Way back, when credit cards were just beginning to become a way of life, Bill and I decided we would be better off without one of them.
Time passed and I began to take some graduate courses at Wright State. The tuition date fell at a bad time, so I convinced Bill that a credit card was the answer. I could register, pay by credit card and actually pay in cash 30 days later. That worked well for us because the tuition cost was spread over two months, and we were not tempted to use the card for anything else.
Well, the world of buy now, pay later marched on, and we began to use the card on vacation trips and special shopping excursions.
When our oldest grandaughter was ready to go to college, we decided to take her shopping for some “necessities.” With our credit card in hand, we headed for the Jamestown outlet malls, her choice, “to shop till we dropped.”
Returning home hours later, exhausted but happy, we found a message on our answering machine to contact our credit card company immediately. We did and they told us that there had been an unusual number of expenditures at the Jamestown outlet malls and they were checking to make sure we had actually made those expenditures.
I was relieved that they were so quick to spot what could have been credit card theft and thanked them profusely, feeling more secure with using our card.
Next thing you know we were faced with various attempts by total strangers via telephone to learn our credit card numbers. When our bill came I read it over and realized why. Seems our cash available balance had been generously raised to a ridiculous amount.
I called them and asked them to lower that balance to a more reasonable level. They were incredulous. “You want to lower that amount?” they asked. It took a while, but they finally agreed to lower the amount so it was no longer attractive to thieves.
Then one day we were called by a personable young man who assured me that he was affiliated with our credit card company, and I was required to give him our card number so he could run a security check for our protection.
Thinking fast, I replied that if he were with our card company he could get our number from them. We had a discussion that got rather heated, and finally he informed me, “People like you never understand what we are trying to do!”
“On the contrary, we understand exactly what you are trying to do,” I replied. He spouted a few well-chosen but inappropriate words and cut me off.

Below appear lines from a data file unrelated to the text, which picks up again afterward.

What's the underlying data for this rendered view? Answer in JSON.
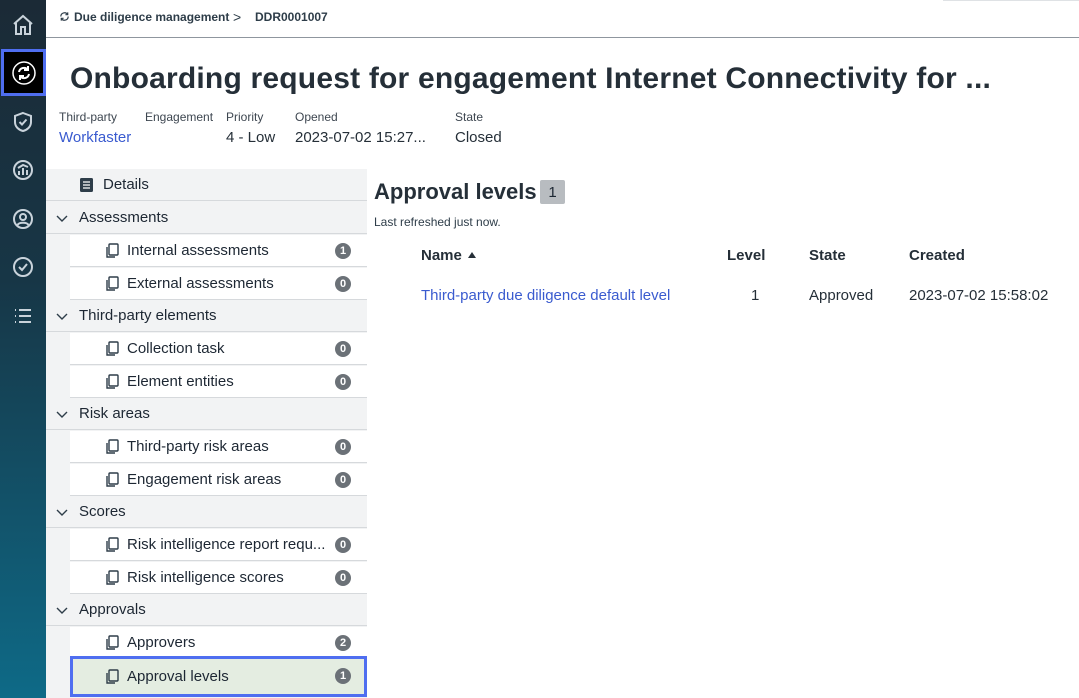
{
  "breadcrumb": {
    "parent": "Due diligence management",
    "separator": ">",
    "current": "DDR0001007"
  },
  "rail": {
    "items": [
      {
        "icon": "home-icon"
      },
      {
        "icon": "refresh-cycle-icon",
        "active": true
      },
      {
        "icon": "shield-check-icon"
      },
      {
        "icon": "gauge-chart-icon"
      },
      {
        "icon": "user-circle-icon"
      },
      {
        "icon": "check-circle-icon"
      },
      {
        "icon": "list-icon"
      }
    ]
  },
  "title": "Onboarding request for engagement Internet Connectivity for ...",
  "meta": {
    "third_party_label": "Third-party",
    "third_party_value": "Workfaster",
    "engagement_label": "Engagement",
    "priority_label": "Priority",
    "priority_value": "4 - Low",
    "opened_label": "Opened",
    "opened_value": "2023-07-02 15:27...",
    "state_label": "State",
    "state_value": "Closed"
  },
  "tree": {
    "details": "Details",
    "assessments": {
      "label": "Assessments",
      "internal": {
        "label": "Internal assessments",
        "count": "1"
      },
      "external": {
        "label": "External assessments",
        "count": "0"
      }
    },
    "third_party_elements": {
      "label": "Third-party elements",
      "collection": {
        "label": "Collection task",
        "count": "0"
      },
      "entities": {
        "label": "Element entities",
        "count": "0"
      }
    },
    "risk_areas": {
      "label": "Risk areas",
      "third_party": {
        "label": "Third-party risk areas",
        "count": "0"
      },
      "engagement": {
        "label": "Engagement risk areas",
        "count": "0"
      }
    },
    "scores": {
      "label": "Scores",
      "report": {
        "label": "Risk intelligence report requ...",
        "count": "0"
      },
      "scores": {
        "label": "Risk intelligence scores",
        "count": "0"
      }
    },
    "approvals": {
      "label": "Approvals",
      "approvers": {
        "label": "Approvers",
        "count": "2"
      },
      "levels": {
        "label": "Approval levels",
        "count": "1"
      }
    }
  },
  "main": {
    "title": "Approval levels",
    "count": "1",
    "refreshed": "Last refreshed just now.",
    "columns": {
      "name": "Name",
      "level": "Level",
      "state": "State",
      "created": "Created"
    },
    "rows": [
      {
        "name": "Third-party due diligence default level",
        "level": "1",
        "state": "Approved",
        "created": "2023-07-02 15:58:02"
      }
    ]
  },
  "colors": {
    "accent": "#4f6ef0",
    "link": "#3a5bcf",
    "selected_row": "#e4ede1",
    "badge": "#6b7177"
  }
}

I notified the card company, they thanked me and said they would look into it, but assured me they did not rely on outside companies for security checks.

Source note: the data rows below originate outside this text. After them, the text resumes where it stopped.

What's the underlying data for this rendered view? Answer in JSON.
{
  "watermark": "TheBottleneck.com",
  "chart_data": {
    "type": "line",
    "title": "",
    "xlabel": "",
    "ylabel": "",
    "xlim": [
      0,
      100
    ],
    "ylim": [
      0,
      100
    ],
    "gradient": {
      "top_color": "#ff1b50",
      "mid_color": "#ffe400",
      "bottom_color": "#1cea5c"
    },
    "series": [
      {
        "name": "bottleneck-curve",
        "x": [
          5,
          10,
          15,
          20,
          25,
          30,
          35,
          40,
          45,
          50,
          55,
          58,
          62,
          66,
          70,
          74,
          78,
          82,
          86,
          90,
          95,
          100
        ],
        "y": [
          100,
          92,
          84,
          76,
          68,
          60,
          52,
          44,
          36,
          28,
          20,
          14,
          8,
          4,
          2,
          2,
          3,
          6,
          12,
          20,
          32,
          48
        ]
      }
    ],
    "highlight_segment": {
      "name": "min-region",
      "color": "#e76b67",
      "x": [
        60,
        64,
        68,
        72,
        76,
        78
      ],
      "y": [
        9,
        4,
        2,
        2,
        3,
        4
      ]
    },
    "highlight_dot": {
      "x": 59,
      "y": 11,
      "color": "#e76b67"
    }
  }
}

Things have been quiet on the credit card line since then.
I heard about various scams where somebody calls or contacts you on line to request your help and financial investment to collect a huge sum of money in some foreign land, but nobody ever made me such an offer, until last week.

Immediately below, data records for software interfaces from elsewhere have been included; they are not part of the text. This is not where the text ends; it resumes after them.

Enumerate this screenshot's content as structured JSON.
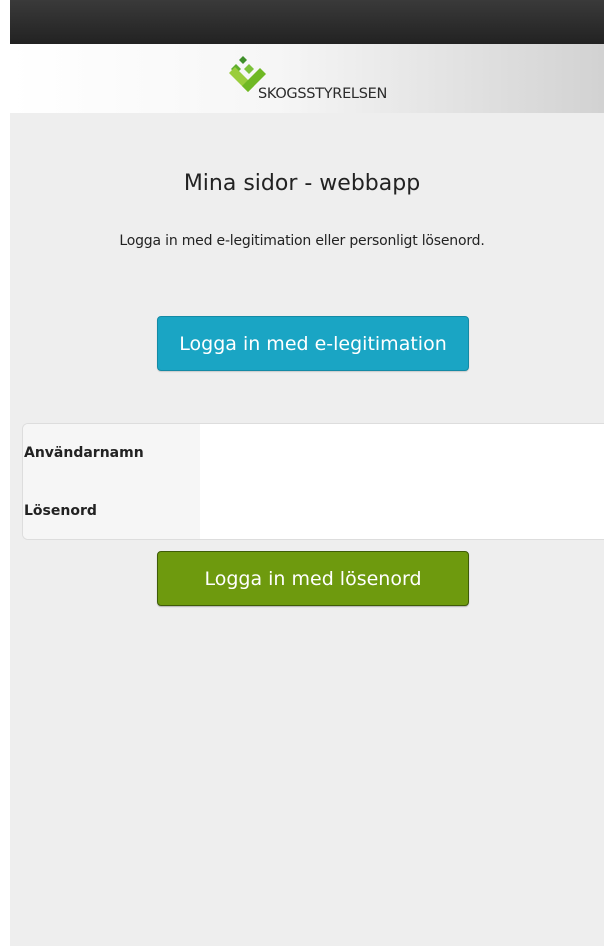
{
  "header": {
    "logo_text": "SKOGSSTYRELSEN",
    "brand_color": "#6FB824"
  },
  "main": {
    "title": "Mina sidor - webbapp",
    "intro": "Logga in med e-legitimation eller personligt lösenord.",
    "eid_button_label": "Logga in med e-legitimation",
    "eid_button_color": "#1AA5C4"
  },
  "form": {
    "username_label": "Användarnamn",
    "username_value": "",
    "password_label": "Lösenord",
    "password_value": "",
    "submit_label": "Logga in med lösenord",
    "submit_color": "#6E9A0E"
  }
}
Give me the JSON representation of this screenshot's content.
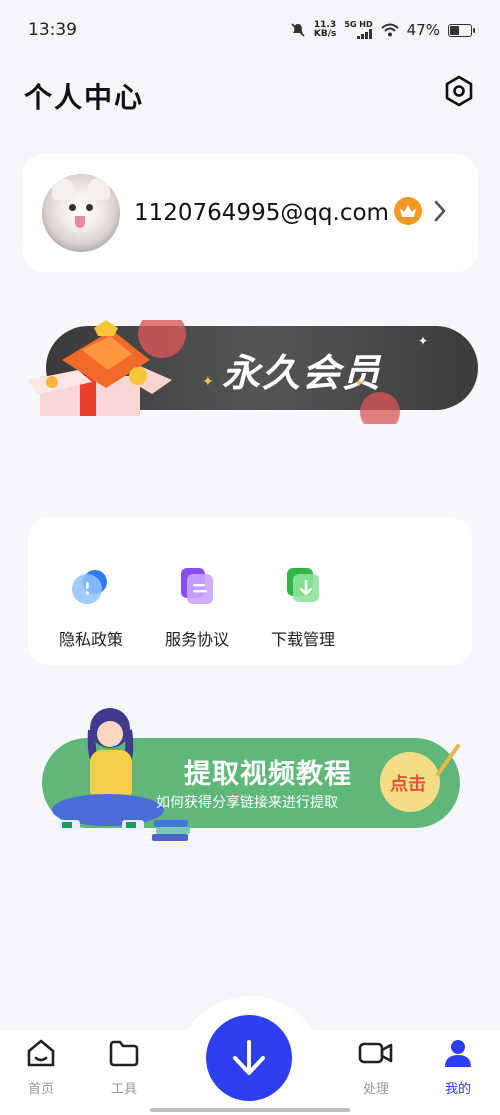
{
  "status": {
    "time": "13:39",
    "net_speed": "11.3",
    "net_unit": "KB/s",
    "signal_label": "5G HD",
    "battery": "47%",
    "battery_level": 0.47
  },
  "header": {
    "title": "个人中心"
  },
  "profile": {
    "email": "1120764995@qq.com"
  },
  "vip_banner": {
    "text": "永久会员"
  },
  "menu": {
    "items": [
      {
        "label": "隐私政策",
        "icon": "privacy-icon",
        "color": "#3b8ef0"
      },
      {
        "label": "服务协议",
        "icon": "agreement-icon",
        "color": "#8a5cf0"
      },
      {
        "label": "下载管理",
        "icon": "download-manage-icon",
        "color": "#3fc257"
      }
    ]
  },
  "tutorial": {
    "title": "提取视频教程",
    "subtitle": "如何获得分享链接来进行提取",
    "button": "点击"
  },
  "tabbar": {
    "items": [
      {
        "label": "首页",
        "icon": "home-icon"
      },
      {
        "label": "工具",
        "icon": "folder-icon"
      },
      {
        "label": "处理",
        "icon": "video-camera-icon"
      },
      {
        "label": "我的",
        "icon": "user-icon"
      }
    ],
    "active": "我的",
    "accent": "#2d3ff0"
  }
}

The ring of the telephone awakened me from a much-needed nap. A voice on the line informed me in broken and foreign accented English that she was calling from the IRS. Even though I was sleepy, I was suspicious. I asked her to repeat her message.
“I from the IRS,” she repeated patiently, “you know Internal Revenue Service,” she said hesitantly, as if she were reading from a difficult script. “We want to send you a refund of $500, A moment’s hesitation, then, “You get it?”
Oh boy, did I get it! “Sure,” I encouraged her, “I get it, send it right out.”
“Hokay! We do that. But first you must give me name of bank and you account number, and you have you $500 in 5 to 6 days,”
Ha! How dumb do they think we are? Everybody knows it takes forever to get a refund from anywhere, let alone the IRS. “Hokay,” I told her with a chuckle, “You just use the bank and account number you already have on file for us.”
Disappointedly she replied, “Oh, yeah, you get it. Goodbye.”
Yeah, I thought, goodbye $500 refund.